S&P+ FEI Success Rate+ IsoPPP+ Rushing S&P+ Passing S&P+ Adj. Line Yards Opp. Rate
OSU 11 7 23 12 42 8 47 73
VT 85 93 93 104 108 86 98 93

When the Silver Bullets take the field they'll meet a Hokies offense that was underwhelming at best and downright terrible at its worst last season. You may remember Virginia Tech and Wake Forest going scoreless through regulation last season.

However, three things make me think that the Hokies could still be improved on offense this coming year. First, Michael Brewer has another year as a Hokie. Generally the numbers suggest that quarterbacks make their greatest improvement between their first and second years of college. Since Brewer transferred, however, this is just his second year under Scot Loeffler, so I could imagine him improving just for that continuity.

Second, his offensive line was pretty darn bad, ranking 98th in adjusted line yards, 93rd in opportunity rate (percentage of carries that gain at least five yards), and 102nd in adjusted sack rate. However, three members of that group are now gone, so it's possible that there may be some addition by subtraction -- it's hard to say.

Finally, the Hokies do have the services of a fleet of running backs that were all definitely held back by poor offensive line play. While none of them were particularly explosive or efficient, there are five backs on the roster that were four-star recruits in high school.

As you can see from that list, there's a lot riding on the offensive line this year. Which is why it's a shame that Joey Bosa is suspended, as the Buckeyes really could capitalize on the apparent statistical advantages between the Ohio State front seven and the Hokies offensive line. As it is, expect a fairly aggressive game plan against these three new starters. It's easy to imagine Darron Lee, Hubbard, Holmes, and Lewis all edge rushing hard to try and get to Brewer early and often.

Given the Hokies' offensive numbers from a year ago, their best game plan is probably to ride the defense, create turnovers, and try to take advantage of short fields while rotating tailbacks against the weakest part of the Ohio State defense -- allowing efficient runners. That's the worst case scenario, because allowing an effective rusher could potentially open things up for Brewer and force the defensive ends and linebackers from pinning their ears back.

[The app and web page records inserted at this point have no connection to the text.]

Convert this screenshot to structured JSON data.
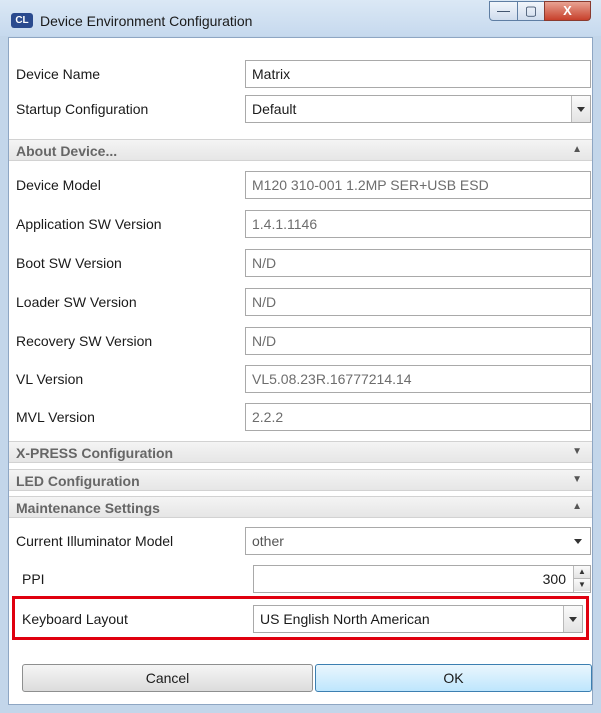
{
  "window": {
    "title": "Device Environment Configuration",
    "app_icon_text": "CL",
    "minimize": "—",
    "maximize": "▢",
    "close": "X"
  },
  "fields": {
    "device_name": {
      "label": "Device Name",
      "value": "Matrix"
    },
    "startup_configuration": {
      "label": "Startup Configuration",
      "value": "Default"
    }
  },
  "sections": {
    "about_device": "About Device...",
    "xpress": "X-PRESS Configuration",
    "led": "LED Configuration",
    "maintenance": "Maintenance Settings"
  },
  "about": {
    "device_model": {
      "label": "Device Model",
      "value": "M120 310-001 1.2MP SER+USB ESD"
    },
    "app_sw_version": {
      "label": "Application SW Version",
      "value": "1.4.1.1146"
    },
    "boot_sw_version": {
      "label": "Boot SW Version",
      "value": "N/D"
    },
    "loader_sw_version": {
      "label": "Loader SW Version",
      "value": "N/D"
    },
    "recovery_sw_version": {
      "label": "Recovery SW Version",
      "value": "N/D"
    },
    "vl_version": {
      "label": "VL Version",
      "value": "VL5.08.23R.16777214.14"
    },
    "mvl_version": {
      "label": "MVL Version",
      "value": "2.2.2"
    }
  },
  "maintenance": {
    "current_illuminator_model": {
      "label": "Current Illuminator Model",
      "value": "other"
    },
    "ppi": {
      "label": "PPI",
      "value": "300"
    },
    "keyboard_layout": {
      "label": "Keyboard Layout",
      "value": "US English North American"
    }
  },
  "buttons": {
    "cancel": "Cancel",
    "ok": "OK"
  },
  "colors": {
    "highlight_border": "#e0000f",
    "title_bar": "#c6d9ee",
    "close_button": "#c7402b"
  }
}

Key factors

  • Can Ohio State's defensive get pressure without Bosa given the Hokies' 102nd ranking in adjusted sack rate?
  • Will the Virginia Tech offensive line improve their abysmal rushing efficiency ratings (98th in adjusted line yards, 93rd in opportunity rate)?
  • Will whichever quarterback starts for the Buckeyes find any success in the passing game with so many receivers suspended and against the second-overall passing S&P+ secondary?
  • Can the offensive line improve pass blocking (Ohio State was 74th in adjusted sack rate) against the 6th overall havoc rate defense?
  • Will Ezekiel Elliott be able to break any explosive runs since that seems to be the one non-elite advanced stat metric for the Hokies?

My prediction

I think the Buckeyes do get their revenge, but it won't look good for four quarters. Continuity on offense means that Virginia Tech's offense is a little more effective than last season's stats would lead you to be believe. Any mental error, unlucky bounces, or beginning-of-season mistakes could be pivotal keeping it close for the Hokies. However, I think ultimately Ohio State wins after a few uncomfortable quarters before the Buckeyes offense finds its groove.